After the death of the King of Denmark (Brian Blessed), Prince Hamlet (Kenneth Branagh) is visited by the spirit of his father. He is told that the King's death was by no means an accident and that the King's brother Claudius (Derek Jacobi) carried out the murder to gain control of the throne. Hamlet vows to avenge his father's death.
Meanwhile, Claudius has married the late King's wife, Gertrude (Julie Christie), and is enjoying parading as the King. After Hamlet's occasional lover Ophelia (Kate Winslet) tells Claudius of Hamlet's changing attitude, Claudius worries that Hamlet is on to him.
At just over four hours long, I decided to watch Hamlet in two parts, which was perfect because of the midway Intermission. Even at the beginning of the second part there is a recap so that I can't be accused of forgetting a single thing after the day's break.
I, like most in Britain, studied Shakespeare as a part of English Literature during compulsory education. The choice of play was entirely up to teachers; some had Romeo and Juliet, others The Tempest. I was a Hamlet man, myself. I even got to watch excerpts of Kenneth Branagh's epic film and had to write an essay on it.
Now, in this review I won't bother going back to the detail of my 16-year-old days that mentioned the symbolism of a black and white floor against the otherwise colourful scenery. I certainly won't mention that Hamlet was a man with a bit of the Oedipus complex about him; and Ophelia the Electra complex. Those days are over now, and I really wonder what my teachers were telling me.
What I will say is that Hamlet is a masterpiece. Everything from the four hour run time to the picture perfect 19th Century updated scenery points to Hamlet being the epic that Branagh envisioned.
As well as directing, Branagh cast himself in the lead role, which can often lead to devastating effects due to the conflict of interests. For Branagh though, he was also surrounded by a stellar ensemble who - rightly - take some of the shine off of the role of Hamlet as they each grapple for attention.
For me, the stand out was Kate Winslet. Sure, we know her as Rose from Titanic and some of us might have seen a few of her later films, but this is pre-nearly-drowned-by-an-iceberg Winslet.

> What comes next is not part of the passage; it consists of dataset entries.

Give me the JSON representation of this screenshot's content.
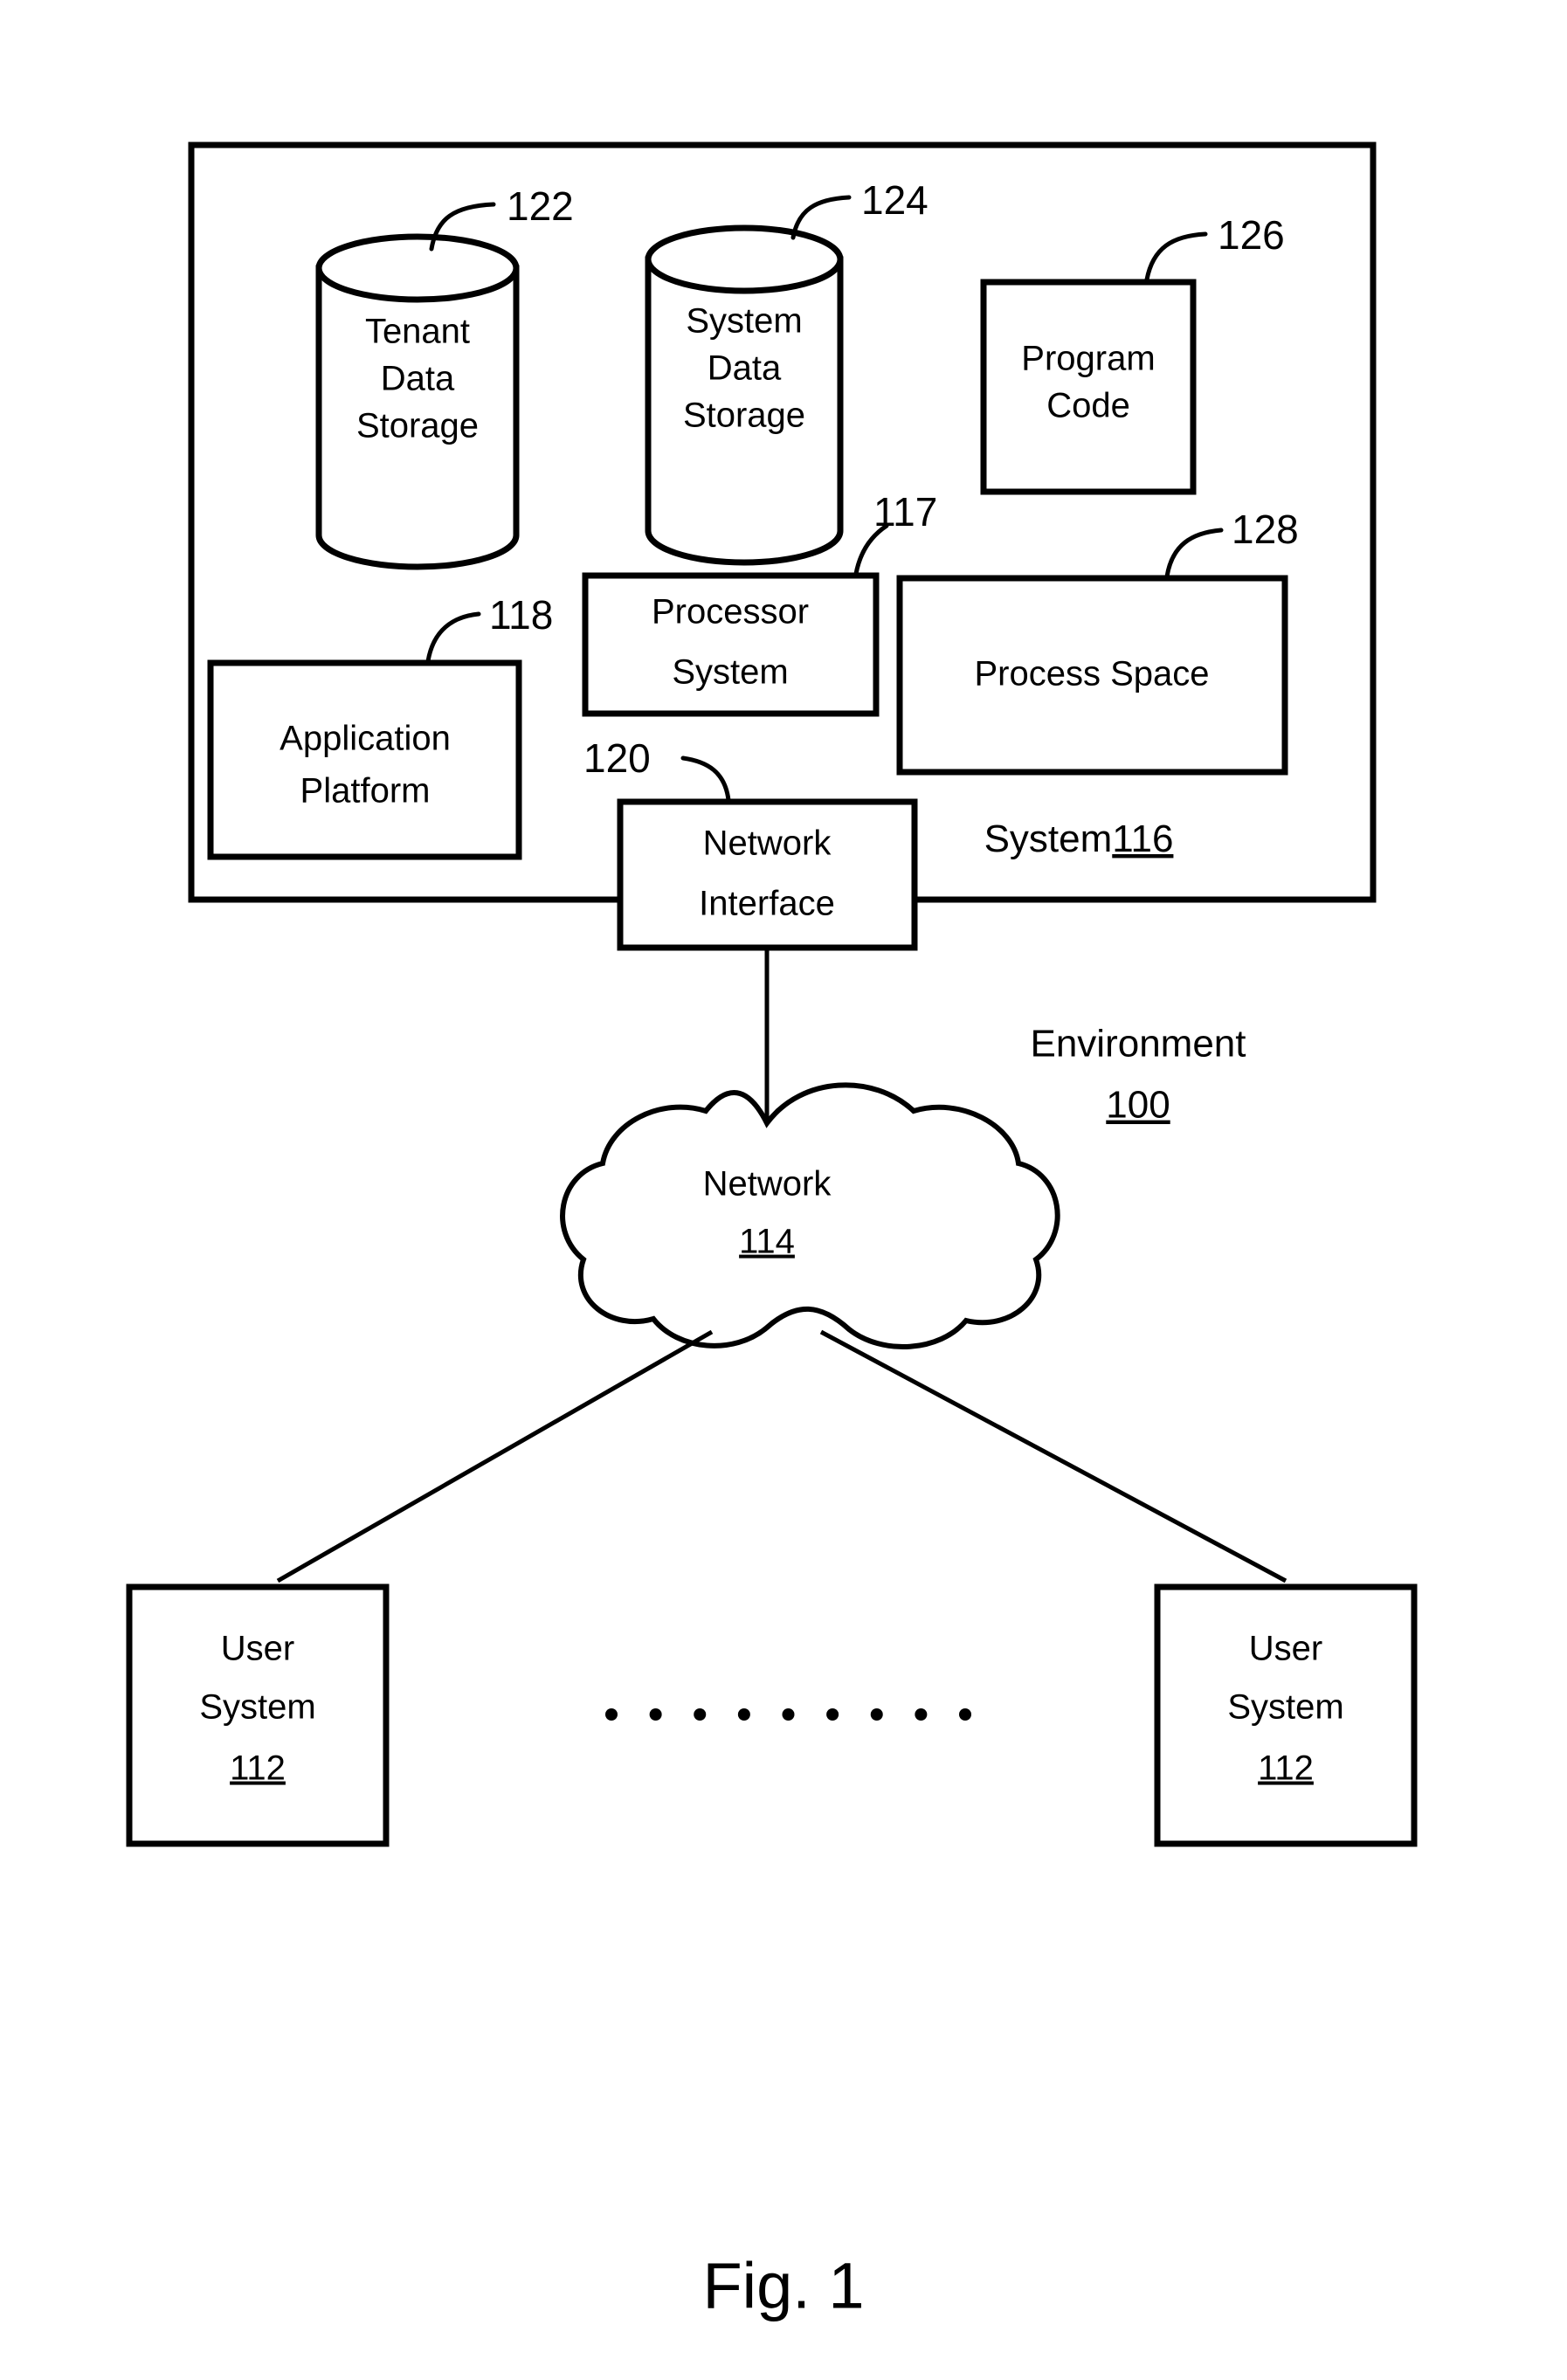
{
  "figure": {
    "caption": "Fig. 1",
    "environment_label": "Environment",
    "environment_ref": "100",
    "system_label": "System",
    "system_ref": "116"
  },
  "blocks": {
    "tenant_data_storage": {
      "line1": "Tenant",
      "line2": "Data",
      "line3": "Storage",
      "ref": "122"
    },
    "system_data_storage": {
      "line1": "System",
      "line2": "Data",
      "line3": "Storage",
      "ref": "124"
    },
    "program_code": {
      "line1": "Program",
      "line2": "Code",
      "ref": "126"
    },
    "processor_system": {
      "line1": "Processor",
      "line2": "System",
      "ref": "117"
    },
    "process_space": {
      "line1": "Process Space",
      "ref": "128"
    },
    "application_platform": {
      "line1": "Application",
      "line2": "Platform",
      "ref": "118"
    },
    "network_interface": {
      "line1": "Network",
      "line2": "Interface",
      "ref": "120"
    },
    "network_cloud": {
      "line1": "Network",
      "ref": "114"
    },
    "user_system_left": {
      "line1": "User",
      "line2": "System",
      "ref": "112"
    },
    "user_system_right": {
      "line1": "User",
      "line2": "System",
      "ref": "112"
    }
  },
  "ellipsis": {
    "dot_count": 9
  }
}
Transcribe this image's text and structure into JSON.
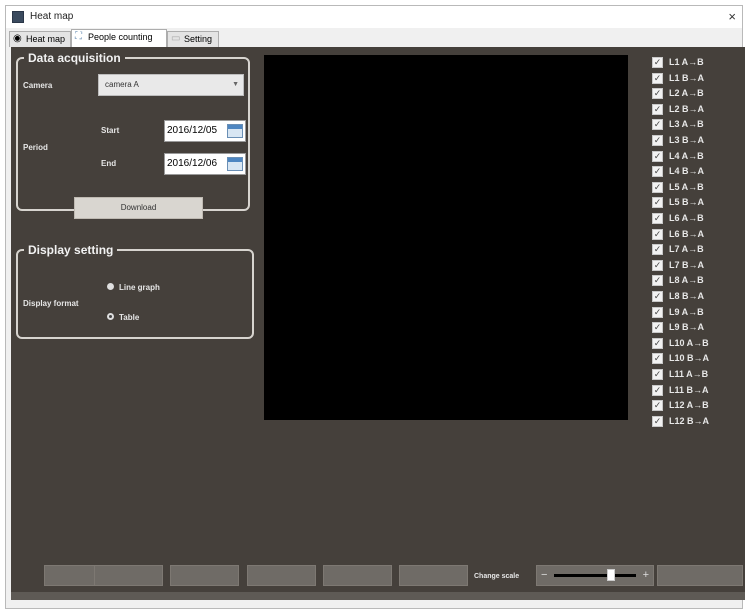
{
  "window": {
    "title": "Heat map",
    "close_glyph": "×"
  },
  "tabs": [
    {
      "label": "Heat map",
      "icon": "heatmap-icon"
    },
    {
      "label": "People counting",
      "icon": "people-counting-icon"
    },
    {
      "label": "Setting",
      "icon": "setting-icon"
    }
  ],
  "data_acquisition": {
    "legend": "Data acquisition",
    "camera_label": "Camera",
    "camera_value": "camera A",
    "period_label": "Period",
    "start_label": "Start",
    "start_value": "2016/12/05",
    "end_label": "End",
    "end_value": "2016/12/06",
    "download_label": "Download"
  },
  "display_setting": {
    "legend": "Display setting",
    "format_label": "Display format",
    "options": [
      "Line graph",
      "Table"
    ],
    "selected": "Table"
  },
  "lines": [
    {
      "label": "L1  A→B",
      "checked": true
    },
    {
      "label": "L1  B→A",
      "checked": true
    },
    {
      "label": "L2  A→B",
      "checked": true
    },
    {
      "label": "L2  B→A",
      "checked": true
    },
    {
      "label": "L3  A→B",
      "checked": true
    },
    {
      "label": "L3  B→A",
      "checked": true
    },
    {
      "label": "L4  A→B",
      "checked": true
    },
    {
      "label": "L4  B→A",
      "checked": true
    },
    {
      "label": "L5  A→B",
      "checked": true
    },
    {
      "label": "L5  B→A",
      "checked": true
    },
    {
      "label": "L6  A→B",
      "checked": true
    },
    {
      "label": "L6  B→A",
      "checked": true
    },
    {
      "label": "L7  A→B",
      "checked": true
    },
    {
      "label": "L7  B→A",
      "checked": true
    },
    {
      "label": "L8  A→B",
      "checked": true
    },
    {
      "label": "L8  B→A",
      "checked": true
    },
    {
      "label": "L9  A→B",
      "checked": true
    },
    {
      "label": "L9  B→A",
      "checked": true
    },
    {
      "label": "L10 A→B",
      "checked": true
    },
    {
      "label": "L10 B→A",
      "checked": true
    },
    {
      "label": "L11 A→B",
      "checked": true
    },
    {
      "label": "L11 B→A",
      "checked": true
    },
    {
      "label": "L12 A→B",
      "checked": true
    },
    {
      "label": "L12 B→A",
      "checked": true
    }
  ],
  "bottom": {
    "change_scale_label": "Change scale",
    "scale_minus": "−",
    "scale_plus": "+"
  },
  "colors": {
    "panel_bg": "#45403b",
    "graph_bg": "#000000",
    "groupbox_border": "#d7d4cf"
  }
}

The unheard-of Winslet. And she is excellent. Portraying every emotion from loved-up confusion to downright bonkers, she more than proved this wasn't just an audition for James Cameron.
The other members of the cast include Brian Blessed, who is ideal as Hamlet's father's bellowing ghost, Julie Christie acting in another epic following Dr Zhivago (she must wonder where her life has gone) and, bizarrely, Robin Williams in a brief cameo at the end. Williams' role is tragic, but I just expected him to burst out with something funny each time he spoke. I should also mention my favourite French actor, Gérard Depardieu, who appears briefly.
To be honest, with all the work that went into Hamlet and creating something that was very similar to Shakespeare's original work (with the exception of a few theatrical embellishments, thanks to flashbacks), it would be a tragedy to not give the film anything other than five stars.
Review by wizzardSS on . Film Rating: 5/5